Lift Program - Centre for Research Excellence in Aphasia Rehabilitation COPLAND, Associate Professor David Andrew, Principal Research Fellow, University of Queensland WORRALL, Professor Linda Elizabeth, Co-Director, Communication Disability Centre, University of Queensland AISTHORPE, Mrs Natasha Francesca, Private capacity AISTHORPE, Mr Bruce Rodney, Private capacity CORP, Mrs Wendy Ann, Deputy Chairperson, Australian Aphasia Association Inc. CORP, Mr Paul William, Chairperson, Australian Aphasia Association Inc.

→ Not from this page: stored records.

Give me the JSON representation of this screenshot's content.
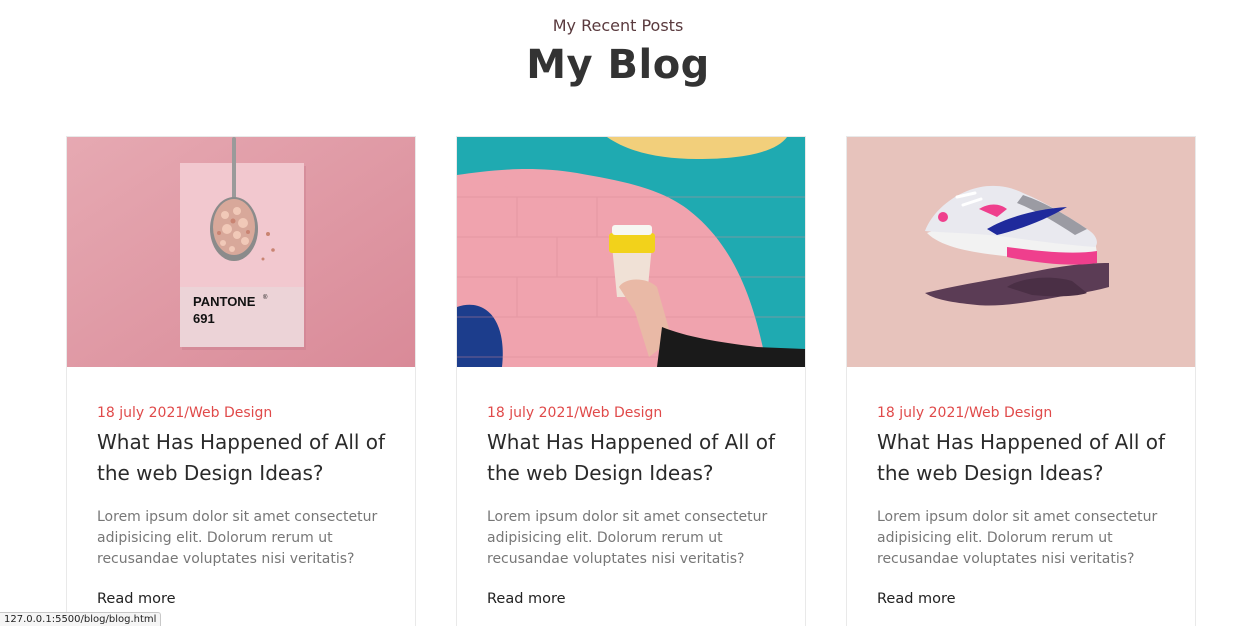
{
  "header": {
    "subtitle": "My Recent Posts",
    "title": "My Blog"
  },
  "posts": [
    {
      "meta": "18 july 2021/Web Design",
      "title": "What Has Happened of All of the web Design Ideas?",
      "excerpt": "Lorem ipsum dolor sit amet consectetur adipisicing elit. Dolorum rerum ut recusandae voluptates nisi veritatis?",
      "read_more": "Read more",
      "image": {
        "kind": "pantone-spoon",
        "text1": "PANTONE",
        "text_mark": "®",
        "text2": "691"
      }
    },
    {
      "meta": "18 july 2021/Web Design",
      "title": "What Has Happened of All of the web Design Ideas?",
      "excerpt": "Lorem ipsum dolor sit amet consectetur adipisicing elit. Dolorum rerum ut recusandae voluptates nisi veritatis?",
      "read_more": "Read more",
      "image": {
        "kind": "coffee-cup-mural"
      }
    },
    {
      "meta": "18 july 2021/Web Design",
      "title": "What Has Happened of All of the web Design Ideas?",
      "excerpt": "Lorem ipsum dolor sit amet consectetur adipisicing elit. Dolorum rerum ut recusandae voluptates nisi veritatis?",
      "read_more": "Read more",
      "image": {
        "kind": "sneaker-hand"
      }
    }
  ],
  "status_bar": {
    "url": "127.0.0.1:5500/blog/blog.html"
  },
  "colors": {
    "accent": "#e04a4a",
    "heading": "#333333",
    "subtitle": "#5a3a3e",
    "body_text": "#777777"
  }
}
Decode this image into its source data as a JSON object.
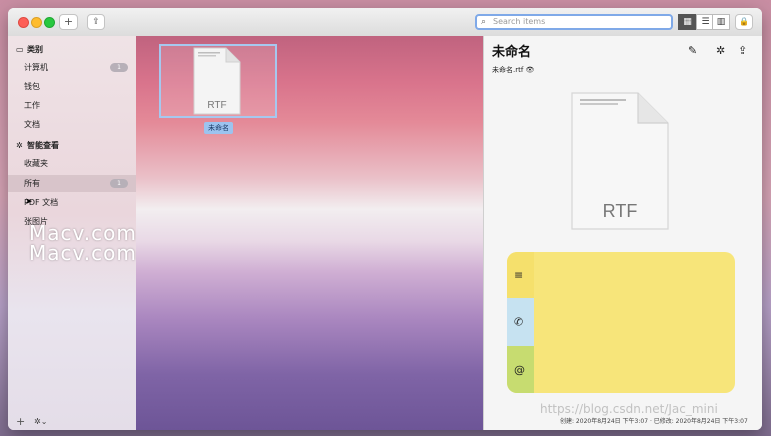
{
  "titlebar": {
    "add_label": "+",
    "share_label": "⇪",
    "search": {
      "placeholder": "Search items",
      "icon": "search-icon"
    },
    "view_grid": "▦",
    "view_list": "☰",
    "view_column": "▥",
    "lock_label": "🔒"
  },
  "sidebar": {
    "section1": {
      "label": "类别",
      "icon": "monitor-icon"
    },
    "items1": [
      {
        "label": "计算机",
        "count": "1"
      },
      {
        "label": "钱包"
      },
      {
        "label": "工作"
      },
      {
        "label": "文档"
      }
    ],
    "section2": {
      "label": "智能查看",
      "icon": "gear-icon"
    },
    "items2": [
      {
        "label": "收藏夹"
      },
      {
        "label": "所有",
        "count": "1"
      },
      {
        "label": "PDF 文档"
      },
      {
        "label": "张图片"
      }
    ],
    "footer_add": "+",
    "footer_settings": "✲⌄"
  },
  "watermark": [
    "Macv.com",
    "Macv.com"
  ],
  "main": {
    "thumbnail": {
      "type_label": "RTF",
      "name": "未命名"
    }
  },
  "inspector": {
    "title": "未命名",
    "filename": "未命名.rtf",
    "doc_type": "RTF",
    "card_tabs": [
      "notes-icon",
      "phone-icon",
      "at-icon"
    ],
    "card_icons": [
      "≡",
      "✆",
      "@"
    ],
    "colors": {
      "card": "#f7e57a",
      "tab_notes": "#f5e06c",
      "tab_phone": "#c6e2f1",
      "tab_at": "#c7dc70"
    }
  },
  "status": {
    "text": "创建: 2020年8月24日 下午3:07 · 已修改: 2020年8月24日 下午3:07"
  },
  "credit": "https://blog.csdn.net/Jac_mini"
}
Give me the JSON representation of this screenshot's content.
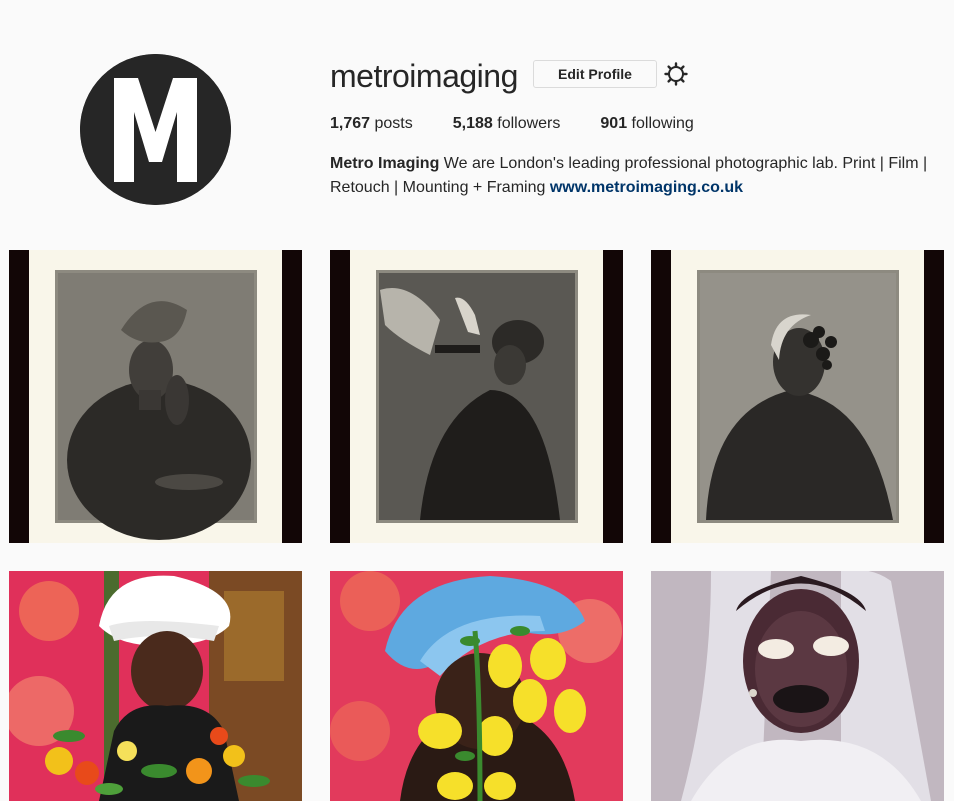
{
  "profile": {
    "avatar_letter": "M",
    "username": "metroimaging",
    "edit_profile_label": "Edit Profile",
    "stats": {
      "posts_count": "1,767",
      "posts_label": "posts",
      "followers_count": "5,188",
      "followers_label": "followers",
      "following_count": "901",
      "following_label": "following"
    },
    "bio": {
      "name": "Metro Imaging",
      "text": "We are London's leading professional photographic lab. Print | Film | Retouch | Mounting + Framing",
      "link": "www.metroimaging.co.uk"
    }
  },
  "colors": {
    "background": "#fafafa",
    "text": "#262626",
    "link": "#003569",
    "button_border": "#dbdbdb",
    "avatar": "#262626"
  },
  "posts": [
    {
      "icon": "tintype-portrait-hand-to-face"
    },
    {
      "icon": "tintype-portrait-pouring"
    },
    {
      "icon": "tintype-portrait-flowers-face"
    },
    {
      "icon": "color-portrait-white-headwrap-flowers"
    },
    {
      "icon": "color-portrait-blue-headwrap-lemons"
    },
    {
      "icon": "vintage-photo-veil-shells"
    }
  ]
}
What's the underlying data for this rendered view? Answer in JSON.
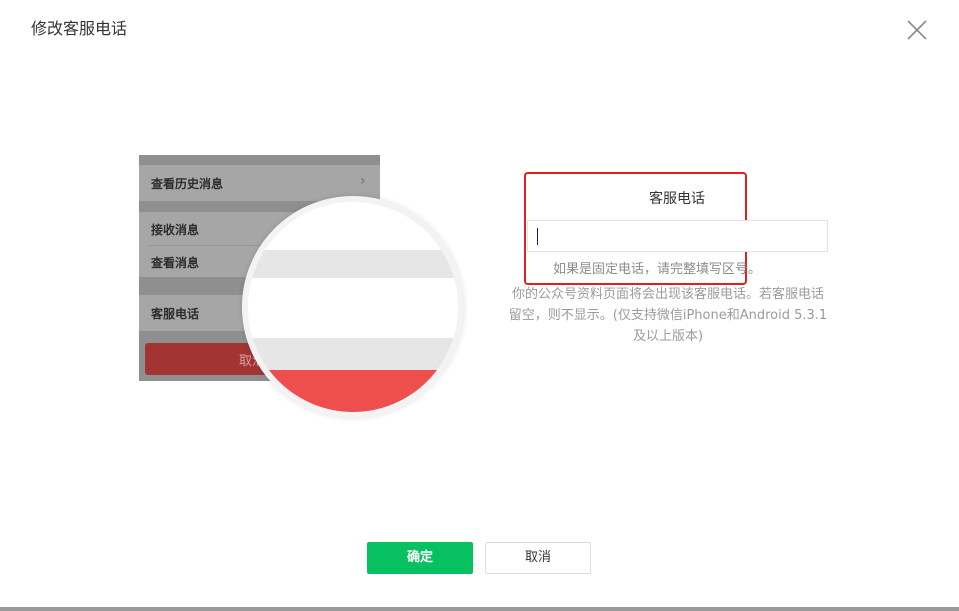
{
  "dialog": {
    "title": "修改客服电话",
    "close_icon": "close-icon"
  },
  "illustration": {
    "rows": [
      {
        "label": "查看历史消息"
      },
      {
        "label": "接收消息"
      },
      {
        "label": "查看消息"
      },
      {
        "label": "客服电话"
      }
    ],
    "cancel_label": "取消",
    "chevron_icon": "chevron-right-icon"
  },
  "form": {
    "label": "客服电话",
    "input_value": "",
    "input_placeholder": "",
    "hint": "如果是固定电话，请完整填写区号。",
    "description": "你的公众号资料页面将会出现该客服电话。若客服电话留空，则不显示。(仅支持微信iPhone和Android 5.3.1及以上版本)"
  },
  "footer": {
    "confirm_label": "确定",
    "cancel_label": "取消"
  },
  "colors": {
    "primary": "#07c160",
    "highlight": "#e0201c",
    "danger_band": "#ee4e4e"
  }
}
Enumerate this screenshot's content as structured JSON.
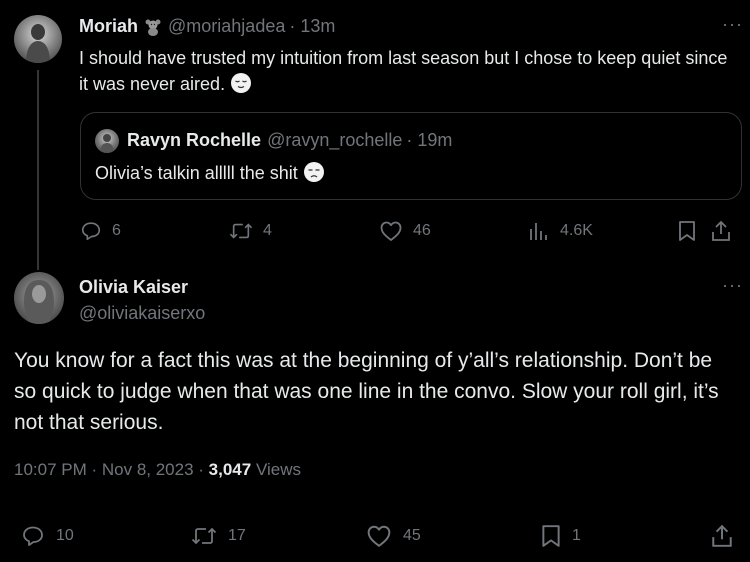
{
  "reply_tweet": {
    "author_name": "Moriah",
    "author_handle": "@moriahjadea",
    "time": "· 13m",
    "text": "I should have trusted my intuition from last season but I chose to keep quiet since it was never aired.",
    "quoted": {
      "author_name": "Ravyn Rochelle",
      "author_handle": "@ravyn_rochelle",
      "time": "· 19m",
      "text": "Olivia’s talkin alllll the shit"
    },
    "actions": {
      "replies": "6",
      "reposts": "4",
      "likes": "46",
      "views": "4.6K"
    }
  },
  "main_tweet": {
    "author_name": "Olivia Kaiser",
    "author_handle": "@oliviakaiserxo",
    "text": "You know for a fact this was at the beginning of y’all’s relationship. Don’t be so quick to judge when that was one line in the convo. Slow your roll girl, it’s not that serious.",
    "timestamp": "10:07 PM · Nov 8, 2023 ·",
    "views_count": "3,047",
    "views_label": "Views",
    "actions": {
      "replies": "10",
      "reposts": "17",
      "likes": "45",
      "bookmarks": "1"
    }
  },
  "icons": {
    "more": "more-icon",
    "reply": "reply-icon",
    "repost": "repost-icon",
    "like": "heart-icon",
    "views": "analytics-icon",
    "bookmark": "bookmark-icon",
    "share": "share-icon",
    "badge": "teddy-bear-icon"
  },
  "colors": {
    "background": "#000000",
    "text": "#e7e9ea",
    "muted": "#71767b",
    "border": "#2f3336"
  }
}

Apunipima Cape York Health Council RUBEN, Dr Alan, Community Paediatrician WALLIN, Mrs Kristen, Senior Audiologist WILSON, Ms Amanda, Speech Pathologist SCHUH, Ms Sonia Valarine, Teacher-Director, Napranum Preschool